Measuring 21 x 14in (53 x 36cm), the painting was catalogued as an ‘oil, probably on paper, and applied on panel’ with the listing also stating that it came from a ‘distinguished private family’.
As it had been imported for sale, an export licence from Spain was ‘guaranteed’ according to the saleroom.
Trade sources pointed out that what appears to be the same picture is listed as a work by Bouts in the Friedländer database of Flemish paintings run by the Institut royal du patrimoine artistique, a Belgian heritage body.
The listing gives a provenance to the Spiridon collection in Rome (Georges Spiridon’s purchases included works from the important collection of Cardinal Joseph Fesch) and subsequently an auction in Amsterdam in 1928.

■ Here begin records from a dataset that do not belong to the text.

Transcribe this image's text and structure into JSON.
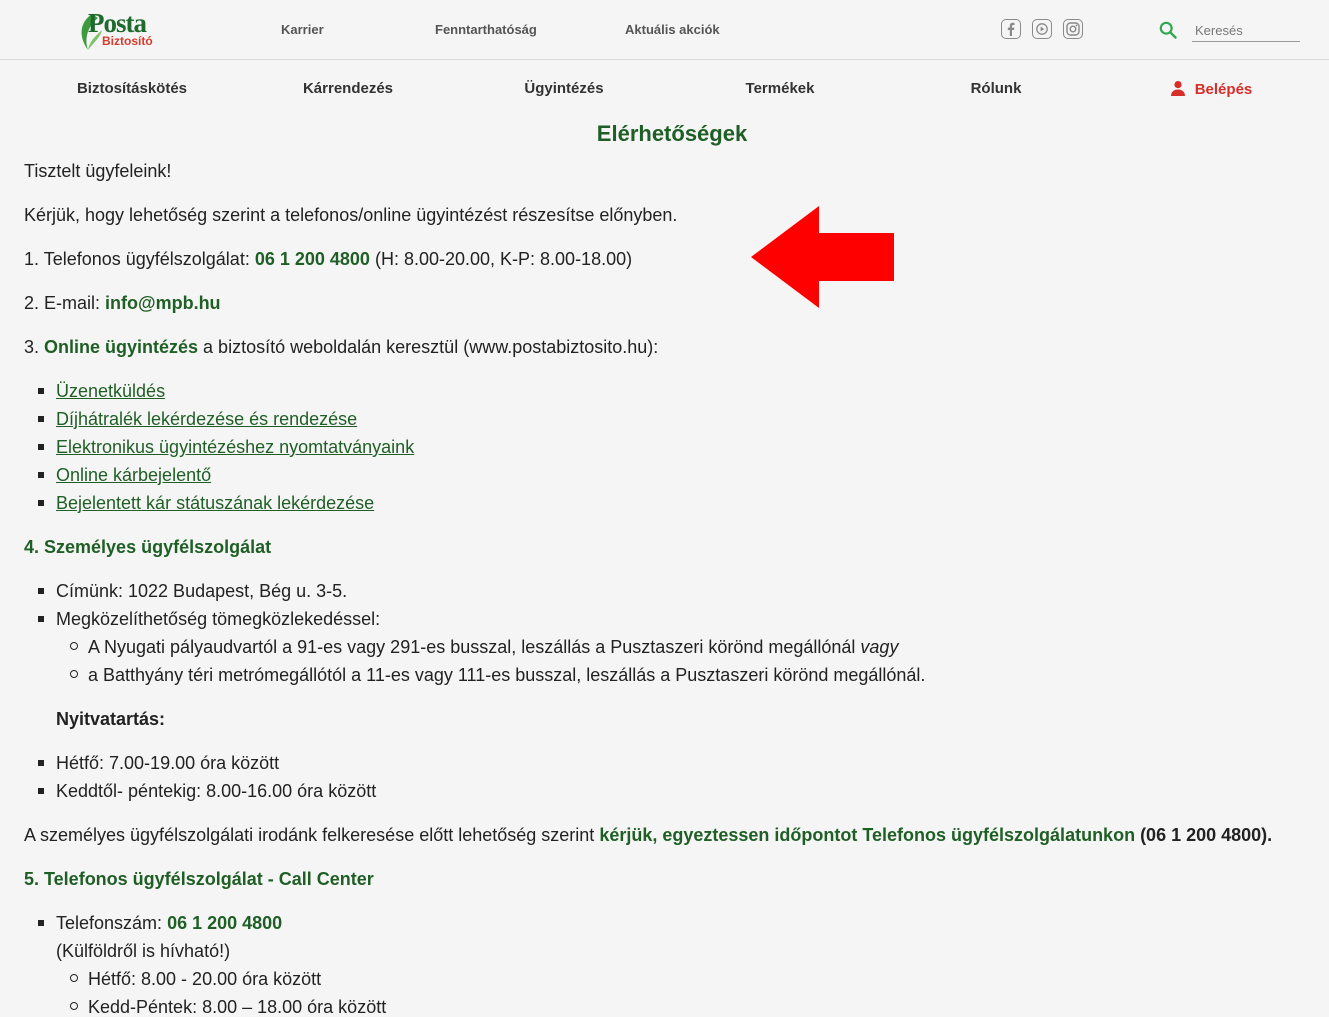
{
  "header": {
    "logo": {
      "brand": "Posta",
      "sub": "Biztosító"
    },
    "top_links": [
      "Karrier",
      "Fenntarthatóság",
      "Aktuális akciók"
    ],
    "social_icons": [
      "facebook-icon",
      "youtube-icon",
      "instagram-icon"
    ],
    "search": {
      "placeholder": "Keresés",
      "value": ""
    }
  },
  "nav": {
    "items": [
      "Biztosításkötés",
      "Kárrendezés",
      "Ügyintézés",
      "Termékek",
      "Rólunk"
    ],
    "login": "Belépés"
  },
  "colors": {
    "brand_green": "#1f5f25",
    "accent_red": "#d62f2a",
    "arrow_red": "#ff0000"
  },
  "content": {
    "title": "Elérhetőségek",
    "greeting": "Tisztelt ügyfeleink!",
    "intro": "Kérjük, hogy lehetőség szerint a telefonos/online ügyintézést részesítse előnyben.",
    "phone_line": {
      "prefix": "1. Telefonos ügyfélszolgálat: ",
      "number": "06 1 200 4800",
      "suffix": " (H: 8.00-20.00, K-P: 8.00-18.00)"
    },
    "email_line": {
      "prefix": "2. E-mail: ",
      "email": "info@mpb.hu"
    },
    "online_line": {
      "prefix": "3. ",
      "strong": "Online ügyintézés",
      "suffix": " a biztosító weboldalán keresztül (www.postabiztosito.hu):"
    },
    "online_links": [
      "Üzenetküldés",
      "Díjhátralék lekérdezése és rendezése",
      "Elektronikus ügyintézéshez nyomtatványaink",
      "Online kárbejelentő",
      "Bejelentett kár státuszának lekérdezése"
    ],
    "section4": {
      "heading": "4. Személyes ügyfélszolgálat",
      "address": "Címünk: 1022 Budapest, Bég u. 3-5.",
      "transport": "Megközelíthetőség tömegközlekedéssel:",
      "transport_opt1": "A Nyugati pályaudvartól a 91-es vagy 291-es busszal, leszállás a Pusztaszeri körönd megállónál ",
      "transport_opt1_italic": "vagy",
      "transport_opt2": "a Batthyány téri metrómegállótól a 11-es vagy 111-es busszal, leszállás a Pusztaszeri körönd megállónál.",
      "hours_heading": "Nyitvatartás:",
      "hours": [
        "Hétfő: 7.00-19.00 óra között",
        "Keddtől- péntekig: 8.00-16.00 óra között"
      ],
      "note_prefix": "A személyes ügyfélszolgálati irodánk felkeresése előtt lehetőség szerint ",
      "note_strong": "kérjük, egyeztessen időpontot Telefonos ügyfélszolgálatunkon",
      "note_suffix": " (06 1 200 4800)."
    },
    "section5": {
      "heading": "5. Telefonos ügyfélszolgálat - Call Center",
      "phone_prefix": "Telefonszám: ",
      "phone_number": "06 1 200 4800",
      "abroad": "(Külföldről is hívható!)",
      "hours": [
        "Hétfő: 8.00 - 20.00 óra között",
        "Kedd-Péntek: 8.00 – 18.00 óra között"
      ]
    }
  }
}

However, the listing also includes a brief remark near the bottom: ‘Copy (from the 19th century?)’.
A European dealership that took a close interest in the portrait told ATG that it believed it to be a “period painting”. They also said that it was painted on panel, then transferred onto canvas (rather than as catalogued).
This once widespread restoration practice involved reducing a decaying wooden panel to a veneer before adhering it to fabric.
Citizens of Louvain
An original Bouts would almost certainly be a £1m-plus proposition. Most surviving pictures are in museums.
Among the portraits he made of the prominent citizens of Louvain from the 1460-70s are pictures in London’s National Gallery and the New York Met Museum – both works showing male sitters wearing red hats similar to that seen in the Barcelona painting.
Estimated at €8000- 12,000, the portrait in Barcelona piqued the interest of a number of dealers. While not everyone was prepared to bid the kind of six-figure sum that, in the end, was required to win the lot, the tantalising Bouts connection meant at least a few parties were prepared to compete strongly and it was eventually knocked down at €288,000 (£238,805) plus 22% buyer’s premium.
Further research may well shed light on this intriguing portrait. “The new owner and art historians must now do their research; this is the very exciting part of the job,” said the European dealership.